U2 Reimagine Some of Their Best Work on ‘Songs of Surrender’

Share This:

At first glance, the list of familiar tunes on U2’s Songs of Surrender might suggest an anthology of previously released material or a collection of demos, rehearsal recordings and alternate takes from the vaults. In fact, it’s neither. Like such artists as Paul Simon and Cat Stevens, U2 has succumbed to the temptation to revisit and reinterpret their old material. The 40 tracks in this numbered, limited-edition, four-CD set, released in March 2023, are all newly recorded renditions of songs from the group’s catalog.

You’ll find many, though not all, of U2’s best and best-known songs in the package, including Achtung Baby’s “One”; The Joshua Tree’s “Where the Street Have No Name,” “I Still Haven’t Found What I’m Looking For” and “With or Without You”; All That You Can’t Leave Behind’s “Stuck in a Moment You Can’t Get Out Of” and “Beautiful Day”; The Unforgettable Fire’s “Pride (In the Name of Love)”; War’s “Sunday Bloody Sunday”; and How to Dismantle an Atomic Bomb’s “Vertigo.” The program also embraces some deep cuts.

“Much of our work was written and recorded when U2 were a bunch of very young men,” explains guitarist and keyboardist The Edge, who compiled and produced the set. “Those songs mean something quite different to us now…We started to imagine what it would be like to bring those songs back with us to the present day and give them the benefit, or otherwise, of a 21st-century reimagining.”

The Edge cogently sums up the result of that imagining when he notes that “intimacy replaced post-punk urgency” on the new recordings, which differ dramatically from the originals. Bono’s vocals are emotive but relatively subdued here and are more likely to be accompanied by soft piano and acoustic guitar than by ringing, rhythmic electric guitar work. Some lyrics have been revamped as well. The 2023 version of “Red Hill Mining Town” tells its story in the past tense, for example, while “Walk On,” which is now subtitled “(Ukraine),” has some new lines that address the war there.

Everything on Songs of Surrender is well performed; the material ranges only from very good to great; and nothing here suggests that Bono isn’t still one of the world’s finest rock singers. Moreover, the stripped-down productions put more focus on some of the excellent lyrics than the original recordings did. A few tracks—such as “Stay (Faraway, So Close!),” which garners a nuanced Bono vocal—outshine the originals by any measure.

Related: Our review of the All That You Can’t Leave Behind Deluxe Edition

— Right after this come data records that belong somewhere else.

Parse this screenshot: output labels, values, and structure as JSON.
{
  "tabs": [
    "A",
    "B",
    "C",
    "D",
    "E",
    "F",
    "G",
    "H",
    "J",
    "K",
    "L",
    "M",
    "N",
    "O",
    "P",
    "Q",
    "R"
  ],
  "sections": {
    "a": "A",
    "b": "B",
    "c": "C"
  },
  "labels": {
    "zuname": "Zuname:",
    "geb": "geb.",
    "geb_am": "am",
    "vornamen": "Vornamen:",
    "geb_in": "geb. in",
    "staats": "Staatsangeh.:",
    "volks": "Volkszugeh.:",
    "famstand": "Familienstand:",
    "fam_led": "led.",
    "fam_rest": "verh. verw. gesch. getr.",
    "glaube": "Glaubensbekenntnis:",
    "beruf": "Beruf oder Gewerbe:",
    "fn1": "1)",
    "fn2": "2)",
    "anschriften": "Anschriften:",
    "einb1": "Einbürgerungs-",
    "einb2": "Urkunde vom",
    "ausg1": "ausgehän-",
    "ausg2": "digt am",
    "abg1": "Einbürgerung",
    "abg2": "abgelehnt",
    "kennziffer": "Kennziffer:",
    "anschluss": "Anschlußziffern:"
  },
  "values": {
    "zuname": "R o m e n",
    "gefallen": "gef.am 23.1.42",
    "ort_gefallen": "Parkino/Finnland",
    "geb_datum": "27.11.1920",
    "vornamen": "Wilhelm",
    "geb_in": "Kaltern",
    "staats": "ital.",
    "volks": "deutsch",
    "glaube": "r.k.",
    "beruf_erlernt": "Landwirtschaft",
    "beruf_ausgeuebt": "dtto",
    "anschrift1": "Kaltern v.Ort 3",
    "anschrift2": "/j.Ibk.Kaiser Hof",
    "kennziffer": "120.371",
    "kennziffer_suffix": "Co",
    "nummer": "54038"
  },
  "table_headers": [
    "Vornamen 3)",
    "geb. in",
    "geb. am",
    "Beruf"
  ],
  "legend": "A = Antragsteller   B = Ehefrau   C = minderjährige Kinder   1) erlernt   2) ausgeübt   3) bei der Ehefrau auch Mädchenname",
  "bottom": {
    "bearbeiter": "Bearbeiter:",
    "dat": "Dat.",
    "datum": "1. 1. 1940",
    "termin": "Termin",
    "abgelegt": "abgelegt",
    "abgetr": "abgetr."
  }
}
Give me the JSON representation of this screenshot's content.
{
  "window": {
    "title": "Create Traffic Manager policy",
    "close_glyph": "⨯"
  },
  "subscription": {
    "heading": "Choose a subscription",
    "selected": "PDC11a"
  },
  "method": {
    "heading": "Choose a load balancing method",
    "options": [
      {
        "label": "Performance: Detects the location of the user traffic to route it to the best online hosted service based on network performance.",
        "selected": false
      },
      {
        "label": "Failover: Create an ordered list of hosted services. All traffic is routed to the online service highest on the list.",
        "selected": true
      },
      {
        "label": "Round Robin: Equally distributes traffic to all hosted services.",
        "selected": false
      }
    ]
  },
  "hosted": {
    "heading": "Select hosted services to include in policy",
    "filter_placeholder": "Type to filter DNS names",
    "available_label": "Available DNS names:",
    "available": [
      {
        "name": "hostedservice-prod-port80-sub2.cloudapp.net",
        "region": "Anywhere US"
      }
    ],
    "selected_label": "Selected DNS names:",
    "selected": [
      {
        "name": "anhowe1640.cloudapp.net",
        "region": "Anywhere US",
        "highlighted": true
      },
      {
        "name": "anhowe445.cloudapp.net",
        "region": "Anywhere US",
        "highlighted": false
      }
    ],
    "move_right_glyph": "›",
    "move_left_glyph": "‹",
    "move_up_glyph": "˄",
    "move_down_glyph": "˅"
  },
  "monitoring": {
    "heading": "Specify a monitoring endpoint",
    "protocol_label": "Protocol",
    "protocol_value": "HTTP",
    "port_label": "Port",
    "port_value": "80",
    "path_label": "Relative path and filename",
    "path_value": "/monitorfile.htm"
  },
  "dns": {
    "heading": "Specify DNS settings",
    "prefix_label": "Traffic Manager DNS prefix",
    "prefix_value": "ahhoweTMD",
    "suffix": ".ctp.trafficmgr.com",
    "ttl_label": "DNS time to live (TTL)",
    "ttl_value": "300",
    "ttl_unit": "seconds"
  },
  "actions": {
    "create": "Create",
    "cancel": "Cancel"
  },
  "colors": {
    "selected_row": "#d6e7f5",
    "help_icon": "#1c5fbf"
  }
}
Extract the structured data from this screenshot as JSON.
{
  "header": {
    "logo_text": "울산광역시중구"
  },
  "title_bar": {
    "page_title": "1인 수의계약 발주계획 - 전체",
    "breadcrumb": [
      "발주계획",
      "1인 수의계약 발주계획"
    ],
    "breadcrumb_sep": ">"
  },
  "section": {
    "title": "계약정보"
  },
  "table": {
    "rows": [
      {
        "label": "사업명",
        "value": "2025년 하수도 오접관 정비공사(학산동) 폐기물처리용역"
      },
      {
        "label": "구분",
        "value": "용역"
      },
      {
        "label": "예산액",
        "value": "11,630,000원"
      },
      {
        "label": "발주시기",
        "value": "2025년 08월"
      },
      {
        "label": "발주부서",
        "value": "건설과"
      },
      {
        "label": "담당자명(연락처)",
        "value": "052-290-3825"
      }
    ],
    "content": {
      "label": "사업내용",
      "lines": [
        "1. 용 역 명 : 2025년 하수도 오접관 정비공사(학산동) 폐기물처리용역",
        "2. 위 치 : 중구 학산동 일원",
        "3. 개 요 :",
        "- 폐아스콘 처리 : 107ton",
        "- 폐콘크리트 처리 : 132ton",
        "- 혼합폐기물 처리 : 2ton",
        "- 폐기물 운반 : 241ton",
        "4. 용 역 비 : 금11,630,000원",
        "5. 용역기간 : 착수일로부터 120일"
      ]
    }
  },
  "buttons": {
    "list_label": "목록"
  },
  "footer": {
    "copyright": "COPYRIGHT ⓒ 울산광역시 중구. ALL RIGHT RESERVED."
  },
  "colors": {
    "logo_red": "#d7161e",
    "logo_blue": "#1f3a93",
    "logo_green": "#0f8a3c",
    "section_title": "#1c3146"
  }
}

All that said, the lion’s share of these recordings sound relatively enervated compared with the frequently anthemic well-known versions, whose pulsating rhythms, high-octane guitar work and spirited vocals prove a good match for lyrics that invariably deal with intense subject matter. After an organ intro, for example, the original “Where the Streets Have No Name” explodes like a bomb, with a tempo of 126 beats per minute, prominent electric guitar and a passion-soaked Bono vocal. The new rendition, on the other hand, is a quiet, slow-paced meditation. Similarly, the new version of “Beautiful Day” replaces the original’s exuberant music with gentle understatement.

If forced to choose, many listeners would probably opt for the previous renditions of most of these songs. Of course, though, you don’t have to choose, and it’s likely that lots of U2 fans will appreciate the opportunity to own both versions.

Jeff Burger

No Comments so far

Jump into a conversation

No Comments Yet!

You can be the one to start a conversation.

Your data will be safe!Your e-mail address will not be published. Also other data will not be shared with third person.

This site uses Akismet to reduce spam. Learn how your comment data is processed.